Skip to content

Sometimes, an academic semester seems to drag on and on; at other moments, it zips by in a flash. Happily, Fall 2016 fell into the latter category. It moved at a fast clip, which was somewhat surprising given the intellectual ambitions of my two courses. One was an undergraduate seminar called “Pious Forgeries” that explored a raft of celebrated textual and artifactual fabrications from the ancient Near East on into the United States of the 19th century and then Israel of the 21st; the other was a graduate seminar that took the measure of contemporary Jewish life in all of its bewildering variegatedness. Both trafficked in detail, heaps of it.

Start line, finish line
Flickr/Andrew Hurley

At no point in the semester, though, did I feel that the students had lost their way. On the contrary. Both the undergraduates and the graduate students seemed to relish the complex array of issues that were brought to bear: issues of identity, belonging, improvisation, accountability and faith, the weight of the past. Over the course of the term, they grew bolder, more confident in their ability to parse a text, to keep conversation afloat, to value one another’s ideas.

We ended on a good note, too. In our last class together, the undergraduates were treated to a behind-the-scenes tour of the Smithsonian’s Museum of Natural History where, among other things, we peeked inside a laboratory given over to the study of ancient bones, held in our hands both authentic and fraudulent pieces of ancient statuary and learned what it takes professionally to distinguish one from the another. The vastness of the museum, whose stairwells alone were enough to take one’s breath away, added to the expansiveness of the experience.

Although the graduate students didn’t travel too far afield, they had an opportunity to present their final projects amid the high spirits and good eats of a potluck supper. The display of intellectual camaraderie was heartening and uplifting -- and the food wasn’t too shabby, either.

All in all, a good run….But in this instance, as in so many others, term limits do come in handy. ‘Best to end before the intellectual momentum gives out.

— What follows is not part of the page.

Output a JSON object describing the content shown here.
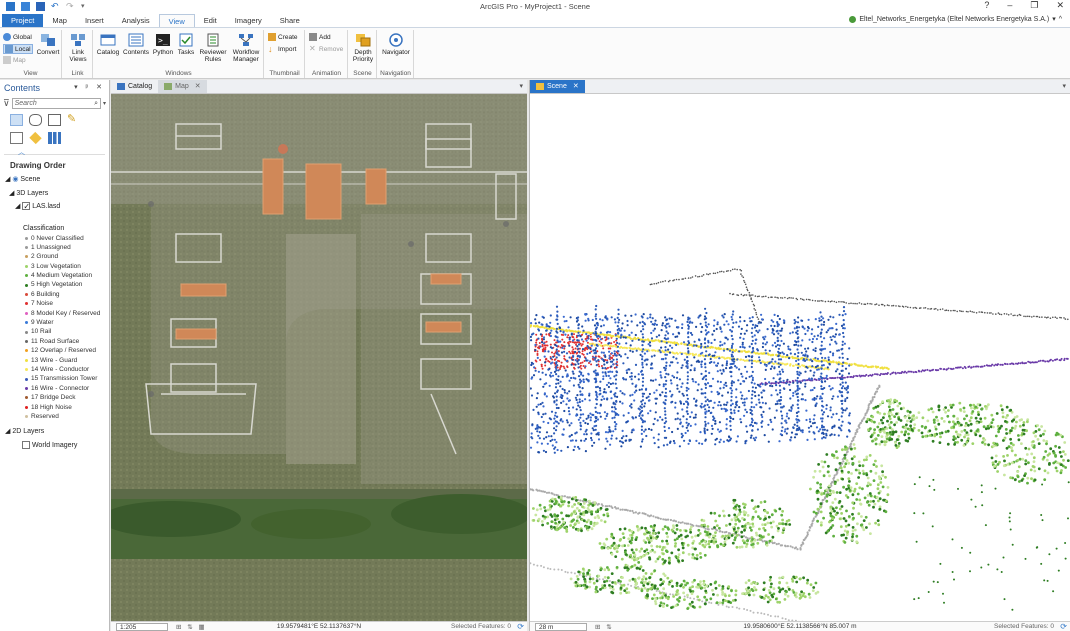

Besides, a new semester with its own set of challenges awaits.

We spend a lot of time thinking up ways to engage our students: tinkering with the text of our remarks, searching for le mot juste, much less the perfect illustration, devising imaginative exercises. The better the prep, we tell ourselves, the better the class.

Credit: James F. Clay/Flickr
But now and then, something happens in the classroom -- something entirely unanticipated -- and we're off and running. The most magical moments in the classroom, it turns out, are spontaneous rather than planned.

This week, the subject of my "Jewish Lives" class was Mary Antin and her 1912 autobiography, The Promised Land, a celebration-cum-manifesto of the processes by which immigrants became Americans. We discussed why the book was so widely reviewed and saluted in the years prior to World War I, why it has remained in print for nearly 100 years and what it might possibly offer those of us who've come of age in the 21st century.

Our exchanges, though lively, were couched largely in intellectual terms. The students tended to view the challenges that Antin faced through the prism of history, distantly. Finding one's voice and footing; figuring out which rituals and traditions to retain and which to jettison; how best, as Antin put it, "to take possession of America" -- all this seemed, well, academic.

And then, up in the front of the room, a first-year student who is usually quiet and contained began to speak in an accented English and with mounting excitement about the copy of The Promised Land which she had obtained via interlibrary loan: a first edition. More tellingly still, she told us how its tattered condition as well as its long, long list of stamped due dates bore witness to the book having been read and re-read -- and now, read again.

All of a sudden, it dawned on everyone in the room that Mary Antin’s words were not just glimpses into a world gone by or, for that matter, pretty turns of phrase. In one powerful moment, we came to understand that for some of us at GW in 2011, Mary Antin's words were as evergreen and fresh and vital as they had been way back when in 1912.

GW is committed to digital accessibility. If you experience a barrier that affects your ability to access content on this page, let us know via the Accessibility Feedback Form.